Here is how it works:
- Find the job posting and copy and paste it from the Internet, or email, into a Microsoft Word document (Excel also works, but I prefer the text editor in Word).
- Create a Microsoft Word Table with two columns and many rows. (You can do this by selecting Table from Word’s Insert menu.)
- Copy and paste each job duty and qualification from the Word version of the job posting onto separate rows in Column A of your table.
- For each item in Column A, write notes, words, or bullets in Column B that illustrate you can do each job requirement and meet each qualification. Even if you do not have the exact experience or skills listed in the job posting, jot down similar experiences that prove you can do what the company is seeking, and add them to Column B. For required qualifications that you don’t have, leave blank for now, but make sure you clearly understand what they are.
- Look up any words you don’t understand in the job posting. Write their meaning on your table.
- For unfamiliar software and/or business processes, search for short videos on YouTube for an overview. It’s quite possible you may have experience with something similar for the software or process the company wants you to know. Write that similar experience in Column B. This research enables you to confidently say during an interview: “While I don’t have direct experience with XX software, my research shows that it works a lot like YY software and I’m very comfortable with YY and quickly can learn XX.”
Click to see an Example of the Interview Preparation Table.
The reason this methodology works is simple; it removes (hopefully) the dread of not knowing what questions will be asked. Presumably, any potential employer will try to ascertain if a job candidate meets the qualifications listed in the job description. Having jotted notes in advance, you’ll feel more prepared and able to decide when to share the information during the interview and reduce the anxiety of having to wrack your brain during an interview to recall information that may or may not be relevant.

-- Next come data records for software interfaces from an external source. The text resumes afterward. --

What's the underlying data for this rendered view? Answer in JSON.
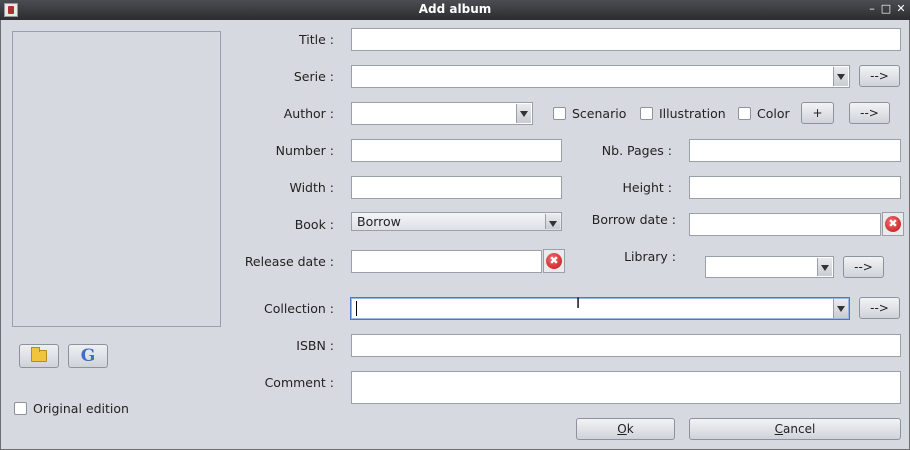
{
  "window": {
    "title": "Add album",
    "minimize": "–",
    "maximize": "□",
    "close": "✕"
  },
  "labels": {
    "title": "Title :",
    "serie": "Serie :",
    "author": "Author :",
    "number": "Number :",
    "width": "Width :",
    "book": "Book :",
    "release_date": "Release date :",
    "collection": "Collection :",
    "isbn": "ISBN :",
    "comment": "Comment :",
    "nb_pages": "Nb. Pages :",
    "height": "Height :",
    "borrow_date": "Borrow date :",
    "library": "Library :"
  },
  "checkboxes": {
    "scenario": "Scenario",
    "illustration": "Illustration",
    "color": "Color",
    "original_edition": "Original edition"
  },
  "buttons": {
    "goto": "-->",
    "add": "+",
    "ok_mnemonic": "O",
    "ok_rest": "k",
    "cancel_mnemonic": "C",
    "cancel_rest": "ancel"
  },
  "book_select": {
    "value": "Borrow"
  },
  "icons": {
    "folder": "folder-icon",
    "google": "G",
    "clear": "✖",
    "ibeam": "I"
  }
}
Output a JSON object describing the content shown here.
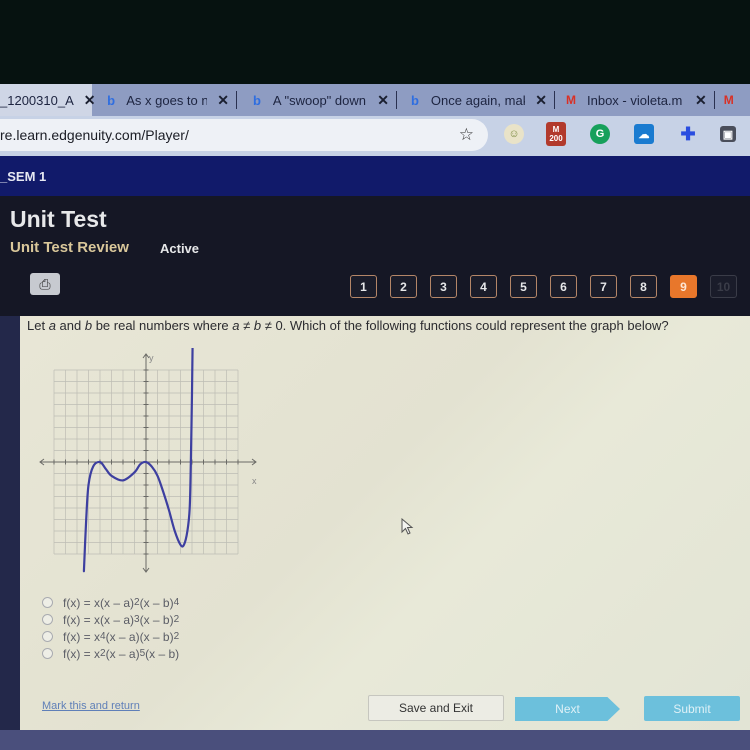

It’s true that this approach is considered 80% preparation and 20% execution, but it’s well worth the time! Unfortunately, it won’t help you prepare for the “off the wall” questions that some companies like to ask, such as: “If you were an animal, what would you be?” or “Why are manhole covers round?” You are on your own with these.
Carol Henger is a Career Coach at the Ignite Career Center of Jewish Community Services.
Whether you are new to the job market or a seasoned professional, the Ignite Career Center, a program of Jewish Community Services, can help you go further and get there faster. Our highly experienced Career Coaches provide individuals of all backgrounds and abilities with the customized services and tools they need to stand out from the competition. To learn more, visit ignitecareercenter.com or call 410-466-9200.